According to a recent NASA news release, data collected via satellite sensors shows that during the Northern Hemisphere’s crop growing season, the Midwest region of the United States vaunts more photosynthetic activity than any other spot on Earth.
In addition to converting light to energy via photosynthesis, chlorophyll in healthy plants also releases absorbed light as a fluorescent glow that is invisible to the naked eye. The amount of glow given off by plants is a prime indicator of the amount of photosynthesis, or productivity, of plants in a given region, making measurement of the glow a valuable asset in estimating large-scale growing success.
This research, which was led by Luis Guanter of the Freie Universität Berlin, who used fluorescent plant data for the first time to estimate photosynthesis from agriculture, was published in the “Proceedings of the National Academy of Sciences,” March 25.

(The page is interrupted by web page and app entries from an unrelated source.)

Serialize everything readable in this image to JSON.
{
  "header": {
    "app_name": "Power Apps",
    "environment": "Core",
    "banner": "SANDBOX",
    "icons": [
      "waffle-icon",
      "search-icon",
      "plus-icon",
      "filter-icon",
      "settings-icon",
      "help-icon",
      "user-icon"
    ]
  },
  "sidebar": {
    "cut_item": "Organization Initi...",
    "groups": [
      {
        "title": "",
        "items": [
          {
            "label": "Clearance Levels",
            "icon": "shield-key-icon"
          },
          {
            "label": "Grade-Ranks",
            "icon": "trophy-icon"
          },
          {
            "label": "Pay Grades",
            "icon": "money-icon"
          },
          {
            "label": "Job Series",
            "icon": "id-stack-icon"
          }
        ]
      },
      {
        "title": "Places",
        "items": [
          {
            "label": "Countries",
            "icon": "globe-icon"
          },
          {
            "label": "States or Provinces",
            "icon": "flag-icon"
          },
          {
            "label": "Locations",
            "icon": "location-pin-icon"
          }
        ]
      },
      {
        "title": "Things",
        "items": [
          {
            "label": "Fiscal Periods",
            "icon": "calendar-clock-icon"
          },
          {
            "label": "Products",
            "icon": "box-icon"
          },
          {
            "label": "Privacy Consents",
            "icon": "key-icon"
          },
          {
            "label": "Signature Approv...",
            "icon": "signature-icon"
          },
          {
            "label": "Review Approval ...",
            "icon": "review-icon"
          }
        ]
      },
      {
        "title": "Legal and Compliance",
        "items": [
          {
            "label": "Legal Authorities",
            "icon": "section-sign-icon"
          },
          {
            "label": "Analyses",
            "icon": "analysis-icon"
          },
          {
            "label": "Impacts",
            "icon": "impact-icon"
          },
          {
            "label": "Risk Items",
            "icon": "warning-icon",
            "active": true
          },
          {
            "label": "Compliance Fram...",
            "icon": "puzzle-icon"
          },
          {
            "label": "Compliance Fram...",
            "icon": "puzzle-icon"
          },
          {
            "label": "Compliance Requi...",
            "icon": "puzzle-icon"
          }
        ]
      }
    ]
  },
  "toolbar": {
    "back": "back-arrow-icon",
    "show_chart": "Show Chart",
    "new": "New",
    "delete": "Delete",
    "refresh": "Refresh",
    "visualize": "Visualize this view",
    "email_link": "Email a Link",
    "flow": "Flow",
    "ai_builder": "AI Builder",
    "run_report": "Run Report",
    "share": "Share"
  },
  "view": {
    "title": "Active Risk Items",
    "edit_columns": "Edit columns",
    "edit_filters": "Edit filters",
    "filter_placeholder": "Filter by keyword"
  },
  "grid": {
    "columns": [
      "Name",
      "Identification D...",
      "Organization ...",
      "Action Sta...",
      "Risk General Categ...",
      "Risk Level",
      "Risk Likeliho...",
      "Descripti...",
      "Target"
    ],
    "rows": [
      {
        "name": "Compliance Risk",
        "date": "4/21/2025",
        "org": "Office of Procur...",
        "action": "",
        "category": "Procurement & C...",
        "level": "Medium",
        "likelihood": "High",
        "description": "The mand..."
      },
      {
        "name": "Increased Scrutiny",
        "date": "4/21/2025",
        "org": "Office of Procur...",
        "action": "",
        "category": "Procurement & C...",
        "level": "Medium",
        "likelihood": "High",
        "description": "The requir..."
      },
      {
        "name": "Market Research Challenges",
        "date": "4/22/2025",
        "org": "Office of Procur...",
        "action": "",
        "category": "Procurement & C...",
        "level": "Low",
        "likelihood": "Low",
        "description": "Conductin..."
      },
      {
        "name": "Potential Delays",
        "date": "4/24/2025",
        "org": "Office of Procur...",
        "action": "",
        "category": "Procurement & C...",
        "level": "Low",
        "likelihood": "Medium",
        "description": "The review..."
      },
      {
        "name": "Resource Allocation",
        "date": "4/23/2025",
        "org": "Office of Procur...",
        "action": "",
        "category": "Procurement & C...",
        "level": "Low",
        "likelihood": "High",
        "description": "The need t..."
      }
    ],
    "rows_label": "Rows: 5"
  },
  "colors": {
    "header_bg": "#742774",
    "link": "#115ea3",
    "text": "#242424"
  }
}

Co-author of the publication, Christian Frankenberg of NASA's Jet Propulsion Laboratory in Pasadena, Calif., said in the release, "The paper shows that fluorescence is a much better proxy for agricultural productivity than anything we've had before. This can go a long way regarding monitoring – and maybe even predicting – regional crop yields."
NASA says data showed that fluorescence from the Corn Belt, which extends from Ohio to Nebraska and Kansas, peaks in July at levels 40% greater than those observed in the Amazon. To validate the measurement of fluorescence for crop yield purposes, researchers compared the data with ground-based measurements from carbon flux towers and yield statistics which confirmed their findings.
The accuracy of these findings could present crop producers with new agricultural data to help plan and predict areas of successful yields in the future.
Image Credit: NASA's Goddard Space Flight Center